Alberta court reviewing acquittal in death of Cindy Gladue

The Alberta Court of Appeal is hearing arguments on whether to overturn a controversial acquittal of an Ontario trucker charged with killing an Indigenous woman

Bradley Barton found not guilty of murder in trial last year

Members of Cindy Gladue's family attended a rally in Edmonton in April 2015, a month after the Crown launched an appeal of the verdict. Another rally was held in Edmonton Tuesday morning. (Briar Stewart/CBC News)

The Alberta Court of Appeal is hearing arguments on whether to overturn a controversial acquittal of an Ontario trucker charged with killing an Indigenous woman.

Last year, a jury found Bradley Barton not guilty of first-degree murder in the death of Cindy Gladue, a 36-year-old sex trade worker who was found dead in a bathtub in an Edmonton motel room in 2011.

Gladue bled to death after a night of what Barton called consensual rough sex.
Cindy Gladue, 36, was found dead in the bathtub of a west end hotel room four years ago. (Facebook)

But Crown prosecutor Joanne Dartana criticized the trial judge's charge to the jury, saying he should have explained that Barton could have been found guilty of a lesser charge if he should have foreseen his actions would harm Gladue.

That would have opened the possibility of a sexual assault conviction, she said.

"He ought to have known that what he did risked bodily harm," she said.

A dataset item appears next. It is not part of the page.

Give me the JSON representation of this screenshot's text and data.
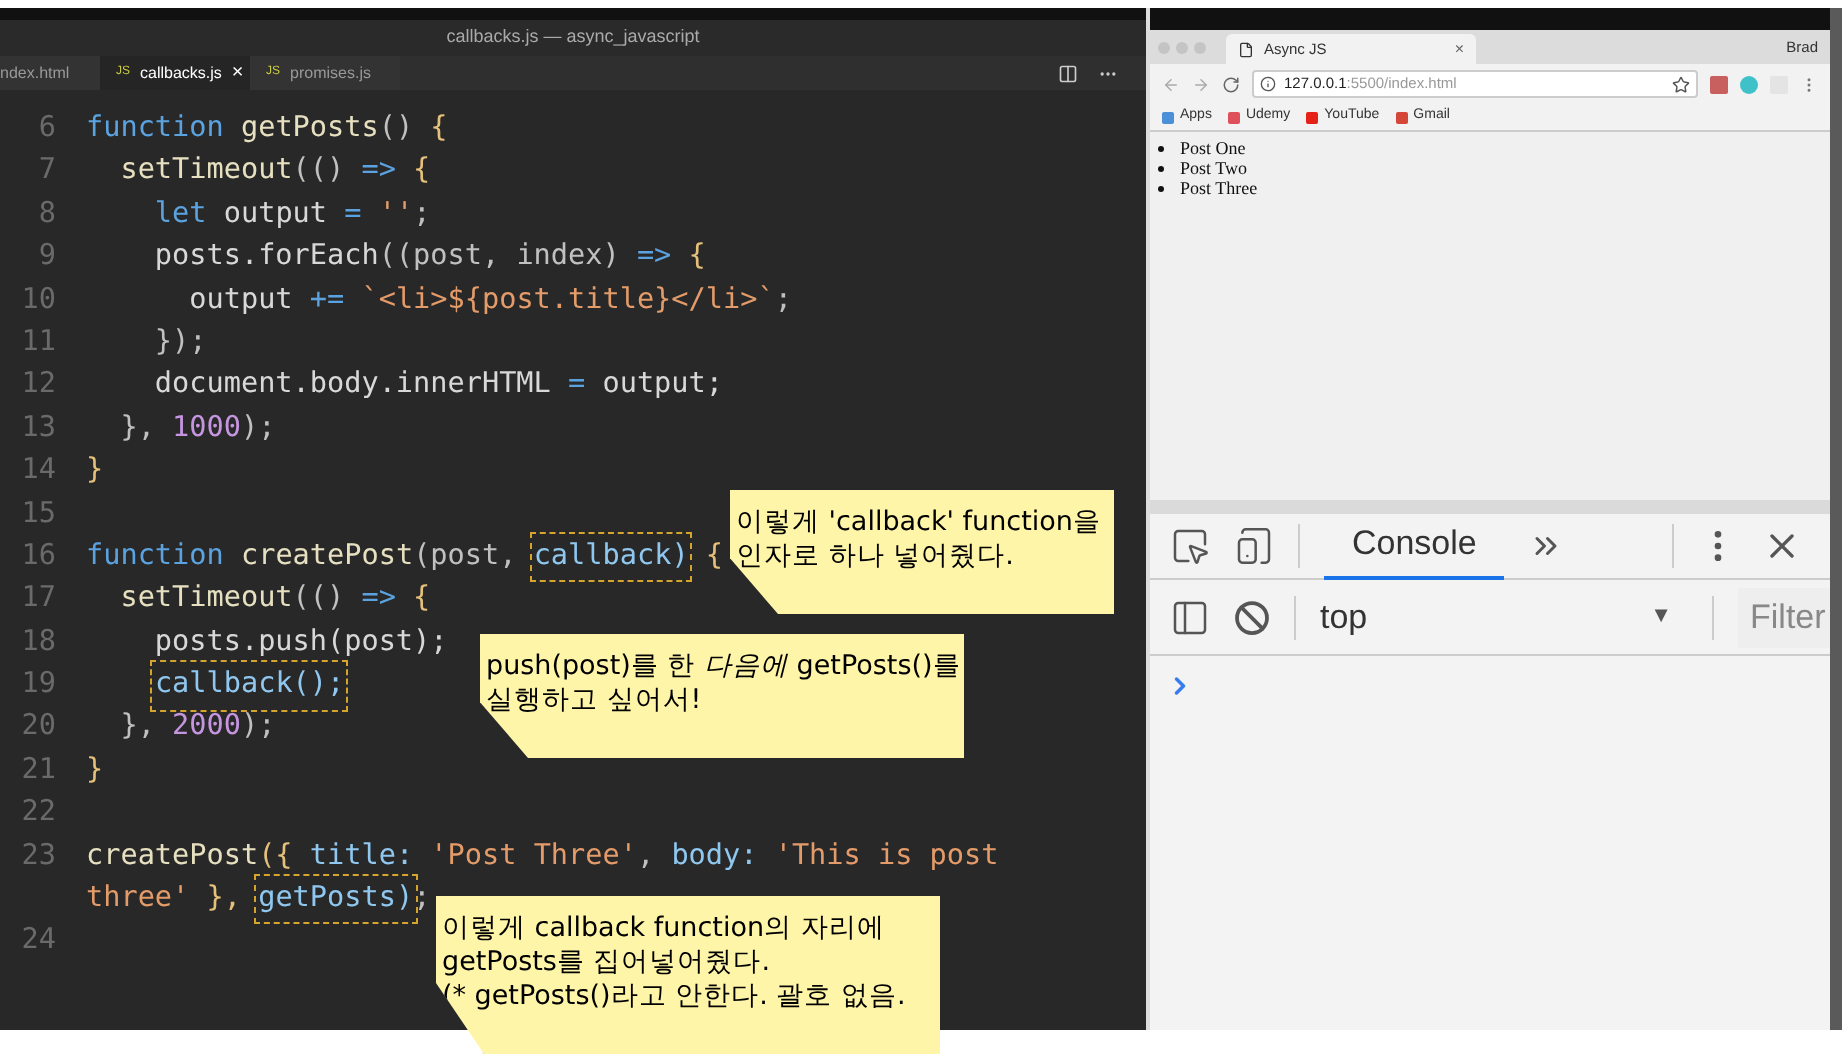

'Confusing' instructions to jury

Chief Justice Catherine Fraser agreed the trial judge's instructions to the jury were confusing.

On the one hand, the law says people are not allowed to consent to being harmed. On the other, the judge said the Crown had to prove that Barton intended to harm Gladue.

"What's the jury supposed to make of this?" she asked.

Fraser pointed out previous decisions have thrown out consent as a defence in cases of voluntary fist-fights.

"Is a prostitute not entitled to the same degree of protection as two guys fighting on street?" she asked.

Barton's trial heard that he had hired Gladue for two nights of sex in June 2011.

He testified that on the second night, she started bleeding after they had rough sex. When she went to the bathroom, he fell asleep, he said.

The next morning he found her body in the tub, he told court. He later called 911.

Barton told the jury the sex was consensual.

The Crown called a medical examiner at the trial, who testified that an 11-centimetre cut to the woman's vaginal wall had been caused by a sharp object. Gladue's vagina had been preserved and the medical expert used that exhibit as he described the fatal wound to the jury.

Gladue dehumanized, intervener said

In a submission to the court, the Women's Legal Education and Action Fund criticized the way the trial was conducted. The brief said Gladue was consistently dehumanized and stereotyped.

"The characterization of Ms. Gladue as 'Native,' coupled with the characterization of her as a prostitute, created a heightened risk that the jury would bring to the fact-finding process discriminating beliefs, misconceptions or biases about the sexual availability of Indigenous women.

"The dehumanization of her (by using her vagina as an exhibit in court) illustrates a failure to perceive Ms. Gladue as a rights-bearing person who was entitled to be treated with dignity."

Barton's lawyer is to speak later Tuesday.